Life has a way of body-slamming us, existentially speaking. It often has a way of eventually exposing toothless and hyped-up life philosophies that have been cobbled together out of slogans, sales pitches, and bumper-sticker platitudes.
Many spend years or decades studying martial arts. The basic idea is often to defend our bodies from being hurt in the unlikely case that we’re mugged or attacked. But we rarely undertake a kind of training of the soul, to prepare for the challenges life is definitely going to throw at us.
After all, we know challenges of that sort are coming. There’s certainty there.

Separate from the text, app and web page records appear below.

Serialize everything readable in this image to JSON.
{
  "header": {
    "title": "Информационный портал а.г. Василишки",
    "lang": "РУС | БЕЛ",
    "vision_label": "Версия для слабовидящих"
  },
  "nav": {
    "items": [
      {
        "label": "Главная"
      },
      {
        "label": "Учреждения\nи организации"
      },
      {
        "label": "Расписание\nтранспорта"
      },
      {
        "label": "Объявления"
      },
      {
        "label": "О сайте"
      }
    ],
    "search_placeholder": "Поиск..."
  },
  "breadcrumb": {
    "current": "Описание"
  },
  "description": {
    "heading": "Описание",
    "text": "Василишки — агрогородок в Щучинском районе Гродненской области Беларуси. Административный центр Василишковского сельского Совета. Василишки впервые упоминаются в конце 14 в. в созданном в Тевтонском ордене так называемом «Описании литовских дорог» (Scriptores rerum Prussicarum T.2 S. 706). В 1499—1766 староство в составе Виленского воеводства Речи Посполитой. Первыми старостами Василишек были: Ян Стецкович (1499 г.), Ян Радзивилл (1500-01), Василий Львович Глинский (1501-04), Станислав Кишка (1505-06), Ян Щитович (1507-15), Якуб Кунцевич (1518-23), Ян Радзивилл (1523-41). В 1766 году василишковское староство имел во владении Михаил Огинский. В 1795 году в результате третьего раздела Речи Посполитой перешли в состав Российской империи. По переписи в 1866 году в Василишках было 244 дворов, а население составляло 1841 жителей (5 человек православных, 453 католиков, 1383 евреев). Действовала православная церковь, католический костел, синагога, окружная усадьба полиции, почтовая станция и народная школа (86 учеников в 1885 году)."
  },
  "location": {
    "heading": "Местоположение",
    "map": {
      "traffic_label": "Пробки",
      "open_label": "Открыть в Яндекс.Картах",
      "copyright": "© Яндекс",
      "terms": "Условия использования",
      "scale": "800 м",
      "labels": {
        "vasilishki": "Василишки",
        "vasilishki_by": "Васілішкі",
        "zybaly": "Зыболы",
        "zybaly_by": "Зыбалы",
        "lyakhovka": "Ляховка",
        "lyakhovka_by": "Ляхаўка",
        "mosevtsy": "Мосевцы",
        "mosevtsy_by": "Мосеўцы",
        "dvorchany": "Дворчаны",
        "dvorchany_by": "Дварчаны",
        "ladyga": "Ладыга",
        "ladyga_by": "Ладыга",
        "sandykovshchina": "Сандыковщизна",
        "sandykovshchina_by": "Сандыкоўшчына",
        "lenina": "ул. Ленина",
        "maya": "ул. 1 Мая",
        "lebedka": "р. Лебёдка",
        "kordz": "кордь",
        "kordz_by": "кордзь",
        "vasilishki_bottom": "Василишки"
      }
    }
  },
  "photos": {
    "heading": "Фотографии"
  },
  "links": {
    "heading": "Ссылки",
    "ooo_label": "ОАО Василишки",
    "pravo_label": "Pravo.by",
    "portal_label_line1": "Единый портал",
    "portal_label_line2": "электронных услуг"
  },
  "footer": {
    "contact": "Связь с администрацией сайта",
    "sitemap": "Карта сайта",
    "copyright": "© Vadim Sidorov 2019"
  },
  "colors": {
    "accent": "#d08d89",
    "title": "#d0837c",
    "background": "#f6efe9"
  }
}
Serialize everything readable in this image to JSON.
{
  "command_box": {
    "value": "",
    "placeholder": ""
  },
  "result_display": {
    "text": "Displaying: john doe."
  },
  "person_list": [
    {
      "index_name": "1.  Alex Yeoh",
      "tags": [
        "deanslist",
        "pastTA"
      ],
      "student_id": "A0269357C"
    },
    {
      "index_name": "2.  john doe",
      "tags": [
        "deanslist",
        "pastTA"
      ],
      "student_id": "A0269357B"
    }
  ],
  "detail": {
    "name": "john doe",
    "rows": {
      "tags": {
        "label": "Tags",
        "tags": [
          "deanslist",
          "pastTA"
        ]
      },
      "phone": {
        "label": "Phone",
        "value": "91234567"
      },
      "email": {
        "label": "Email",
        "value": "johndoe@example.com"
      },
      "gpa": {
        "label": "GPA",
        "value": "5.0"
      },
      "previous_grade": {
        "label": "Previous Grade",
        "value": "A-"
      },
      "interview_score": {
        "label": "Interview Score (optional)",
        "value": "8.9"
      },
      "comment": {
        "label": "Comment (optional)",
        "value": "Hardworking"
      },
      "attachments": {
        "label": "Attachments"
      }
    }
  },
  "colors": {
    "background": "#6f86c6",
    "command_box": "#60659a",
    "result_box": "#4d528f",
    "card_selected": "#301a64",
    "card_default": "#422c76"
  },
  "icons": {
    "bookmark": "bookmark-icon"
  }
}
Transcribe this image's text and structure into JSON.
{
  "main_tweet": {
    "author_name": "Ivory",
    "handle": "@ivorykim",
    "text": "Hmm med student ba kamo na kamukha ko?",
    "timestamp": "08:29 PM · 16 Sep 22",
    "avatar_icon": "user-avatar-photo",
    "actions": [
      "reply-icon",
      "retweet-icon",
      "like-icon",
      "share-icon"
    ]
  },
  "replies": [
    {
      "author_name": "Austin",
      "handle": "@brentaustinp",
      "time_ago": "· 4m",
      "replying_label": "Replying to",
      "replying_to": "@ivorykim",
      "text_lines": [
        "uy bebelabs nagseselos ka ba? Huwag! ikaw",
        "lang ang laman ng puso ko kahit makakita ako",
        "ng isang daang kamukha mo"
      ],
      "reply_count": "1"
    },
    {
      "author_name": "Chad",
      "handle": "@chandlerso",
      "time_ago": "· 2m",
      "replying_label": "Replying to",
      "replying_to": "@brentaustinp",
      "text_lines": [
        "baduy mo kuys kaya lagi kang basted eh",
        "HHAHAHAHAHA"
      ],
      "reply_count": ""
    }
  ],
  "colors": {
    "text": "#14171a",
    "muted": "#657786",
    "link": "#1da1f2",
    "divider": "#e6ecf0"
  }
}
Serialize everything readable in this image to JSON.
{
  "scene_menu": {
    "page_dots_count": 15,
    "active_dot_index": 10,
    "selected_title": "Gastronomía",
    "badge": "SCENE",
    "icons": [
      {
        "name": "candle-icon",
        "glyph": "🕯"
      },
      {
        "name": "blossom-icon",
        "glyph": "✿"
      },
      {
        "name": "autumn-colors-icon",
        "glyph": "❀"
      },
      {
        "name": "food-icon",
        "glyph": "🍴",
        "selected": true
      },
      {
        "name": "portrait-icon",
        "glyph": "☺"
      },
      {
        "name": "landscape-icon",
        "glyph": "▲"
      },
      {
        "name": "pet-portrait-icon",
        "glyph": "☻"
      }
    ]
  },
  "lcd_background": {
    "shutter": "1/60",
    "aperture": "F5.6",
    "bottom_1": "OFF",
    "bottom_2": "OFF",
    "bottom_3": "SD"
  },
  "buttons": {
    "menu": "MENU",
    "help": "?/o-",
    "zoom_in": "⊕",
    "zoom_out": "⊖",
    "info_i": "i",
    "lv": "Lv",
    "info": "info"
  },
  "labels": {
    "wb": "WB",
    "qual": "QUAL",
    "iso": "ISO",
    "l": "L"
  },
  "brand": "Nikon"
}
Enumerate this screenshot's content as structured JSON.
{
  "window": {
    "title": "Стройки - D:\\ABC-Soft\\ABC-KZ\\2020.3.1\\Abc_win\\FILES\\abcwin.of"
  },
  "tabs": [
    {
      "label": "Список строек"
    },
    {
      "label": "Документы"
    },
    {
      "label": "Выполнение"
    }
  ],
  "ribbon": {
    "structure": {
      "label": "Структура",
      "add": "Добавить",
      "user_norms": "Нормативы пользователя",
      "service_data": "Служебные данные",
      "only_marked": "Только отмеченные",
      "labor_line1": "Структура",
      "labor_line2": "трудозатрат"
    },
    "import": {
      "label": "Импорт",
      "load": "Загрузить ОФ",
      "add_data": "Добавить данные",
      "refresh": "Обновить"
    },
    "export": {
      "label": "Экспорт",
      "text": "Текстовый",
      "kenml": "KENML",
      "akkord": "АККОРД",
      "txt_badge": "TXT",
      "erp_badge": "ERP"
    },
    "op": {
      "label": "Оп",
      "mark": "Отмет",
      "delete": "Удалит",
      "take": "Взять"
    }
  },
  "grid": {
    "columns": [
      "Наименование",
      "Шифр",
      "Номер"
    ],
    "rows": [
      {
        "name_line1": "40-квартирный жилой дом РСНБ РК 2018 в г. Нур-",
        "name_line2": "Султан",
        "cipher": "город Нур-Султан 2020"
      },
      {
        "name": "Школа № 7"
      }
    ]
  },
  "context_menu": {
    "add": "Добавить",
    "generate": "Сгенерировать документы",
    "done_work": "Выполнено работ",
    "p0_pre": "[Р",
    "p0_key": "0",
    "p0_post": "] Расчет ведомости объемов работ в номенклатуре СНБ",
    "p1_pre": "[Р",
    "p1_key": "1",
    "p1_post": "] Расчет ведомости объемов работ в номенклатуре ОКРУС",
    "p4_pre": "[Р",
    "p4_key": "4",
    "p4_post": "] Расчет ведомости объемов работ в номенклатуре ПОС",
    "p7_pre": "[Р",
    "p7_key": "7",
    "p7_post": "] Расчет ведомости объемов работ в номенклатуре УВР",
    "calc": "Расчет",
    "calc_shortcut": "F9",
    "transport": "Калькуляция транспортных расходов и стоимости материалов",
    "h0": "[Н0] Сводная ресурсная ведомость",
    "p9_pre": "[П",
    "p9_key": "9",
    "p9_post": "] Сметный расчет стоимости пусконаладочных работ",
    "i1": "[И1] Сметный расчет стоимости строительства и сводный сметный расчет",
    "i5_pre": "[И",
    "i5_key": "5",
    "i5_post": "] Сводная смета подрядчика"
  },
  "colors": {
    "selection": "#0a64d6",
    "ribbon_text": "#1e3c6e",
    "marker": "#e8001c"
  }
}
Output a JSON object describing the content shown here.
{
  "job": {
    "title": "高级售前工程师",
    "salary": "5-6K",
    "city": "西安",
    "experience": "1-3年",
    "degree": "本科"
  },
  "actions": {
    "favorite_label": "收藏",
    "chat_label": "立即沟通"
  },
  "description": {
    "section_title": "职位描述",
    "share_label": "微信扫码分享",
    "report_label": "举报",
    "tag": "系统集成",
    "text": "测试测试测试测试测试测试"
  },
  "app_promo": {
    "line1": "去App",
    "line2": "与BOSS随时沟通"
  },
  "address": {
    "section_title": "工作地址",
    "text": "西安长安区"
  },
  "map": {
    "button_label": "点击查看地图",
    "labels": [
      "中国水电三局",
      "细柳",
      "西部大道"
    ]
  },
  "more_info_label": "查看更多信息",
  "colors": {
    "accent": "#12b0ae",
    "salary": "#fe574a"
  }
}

Yet it’s easy to postpone this kind of thing. It’s easily to sit around and pontificate in summer, when food is abundant, and hold forth on all kinds of Very Lofty Opinions.
But when winter comes, and we’re cold and hungry, and the cupboards are bare, those Very Lofty Opinions can magically vanish, or suddenly transform into gibberish. We can discover, too late, that we made a poor choice in deciding where to invest our hope.
The trick is to avoid this.
Ideally, we figure this out before winter comes, or before life begins its next phase of existentially body-slamming us.
The trick, it seems, is to build something solid, now, if it’s not built already.
Winter actually is coming, after all, no matter how many cans we recycle. Life just seems to give everybody a good thrashing every so often. It’s no secret. They say the only certainties in life are death and taxes, yet we still seem to pay our taxes and get surprised by the rest. But if we get ambushed by it, it sometimes means we weren’t paying attention, or were intimidated by it, or just decided we’d rather distract ourselves than face it. And it’s understandable. Life can seem much easier, and simpler, and more pleasant with a head in the sand. For a while.
But ideally, we can get ahead of the ball. We arm ourselves properly. You want to learn to swim before you’re in deep water. The time to start eating better is before the stroke. The time to learn martial arts is before you’re attacked.
This isn’t the norm. The more natural course is to sing in summer, and to act surprised when winter suddenly and unexpectedly appears.
But luckily, we can decide for ourselves what course we want to take, now.
There are often good reasons to work out your own math.
“There’s gold in them thar hills.”
There are good reasons to trust the math of other folks. It can save us a lot of trouble. There have been plenty of genius mathematicians throughout the course of human history. Learning from them, instead of reinventing the wheel, can save a lot of work, and avoidable suffering.
There are also good reasons to do your own math. Not everyone who teaches math really knows what they’re doing. Sometimes you might be better off working it out on your own.
Either way, we’re probably better off knowing what we’re up against.
Once you know that, you can tackle, with greater confidence, the next question.
“How do I prepare?”
Before long, we might still face those same existential predicaments.
But this time, we’ll be ready.